Piano wire, or "music wire", is a specialized type of wire made for use in piano strings but also in other applications as springs. It is made from tempered high-carbon steel, also known as spring steel, which replaced iron as the material starting in 1834.
Piano wire has a very high tensile strength to cope with the heavy demands placed upon piano strings; accordingly, piano wire is also used for a number of other purposes, including springs, surgical uses, and in special effects.
The oldest record of wire being made for musical instruments is from Augsburg in 1351.
Starting around 1800, the piano began to be built ever more ambitiously, with sturdier (eventually, iron) framing and greater string tension. This led to innovations in making tougher piano wire. In 1834, the Webster & Horsfal firm of Birmingham, United Kingdom brought out a form of piano wire made from cast steel; according to Dolge it was "so superior to the iron wire that the English firm soon had a monopoly." But a better steel wire was soon created in 1840 by the Viennese firm of Martin Miller, and a period of innovation and intense competition ensued, with rival brands of piano wire being tested against one another at international competitions, leading ultimately to the modern form of piano wire.
The tensile strength of one popular brand of piano wire is listed as 2620–2930 MPa (380–425 ksi).
Piano wire is also used in the fabrication of springs, fishing lures, special effects in the movie industry, scaffold cross-bracing, orthodontic and pharyngeal surgery, and for the cutting of cheese and soap.

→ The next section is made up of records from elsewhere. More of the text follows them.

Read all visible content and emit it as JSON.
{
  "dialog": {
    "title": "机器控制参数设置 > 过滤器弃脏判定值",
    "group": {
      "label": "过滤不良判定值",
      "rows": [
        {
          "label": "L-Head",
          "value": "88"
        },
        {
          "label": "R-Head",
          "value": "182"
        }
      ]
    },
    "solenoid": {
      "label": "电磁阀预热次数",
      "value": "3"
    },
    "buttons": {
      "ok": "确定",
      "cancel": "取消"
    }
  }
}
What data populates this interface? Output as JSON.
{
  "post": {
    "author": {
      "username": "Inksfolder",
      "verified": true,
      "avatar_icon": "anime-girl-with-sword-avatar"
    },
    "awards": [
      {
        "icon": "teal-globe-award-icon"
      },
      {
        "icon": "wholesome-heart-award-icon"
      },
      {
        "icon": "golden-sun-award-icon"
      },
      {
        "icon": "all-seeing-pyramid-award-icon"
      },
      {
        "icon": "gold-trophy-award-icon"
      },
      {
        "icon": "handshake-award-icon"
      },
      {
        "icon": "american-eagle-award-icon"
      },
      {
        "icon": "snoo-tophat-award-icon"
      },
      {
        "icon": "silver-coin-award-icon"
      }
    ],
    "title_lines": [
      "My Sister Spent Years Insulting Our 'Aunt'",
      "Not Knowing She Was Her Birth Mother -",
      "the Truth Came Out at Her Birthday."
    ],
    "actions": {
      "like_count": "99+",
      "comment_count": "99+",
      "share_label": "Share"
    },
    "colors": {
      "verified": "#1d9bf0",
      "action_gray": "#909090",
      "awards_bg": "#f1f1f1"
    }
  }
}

It is also commonly used in hobby applications such as model railroading, both control line and radio-controlled aircraft, and knitting. At least in urban legend, it is employed by assassins as a garrote.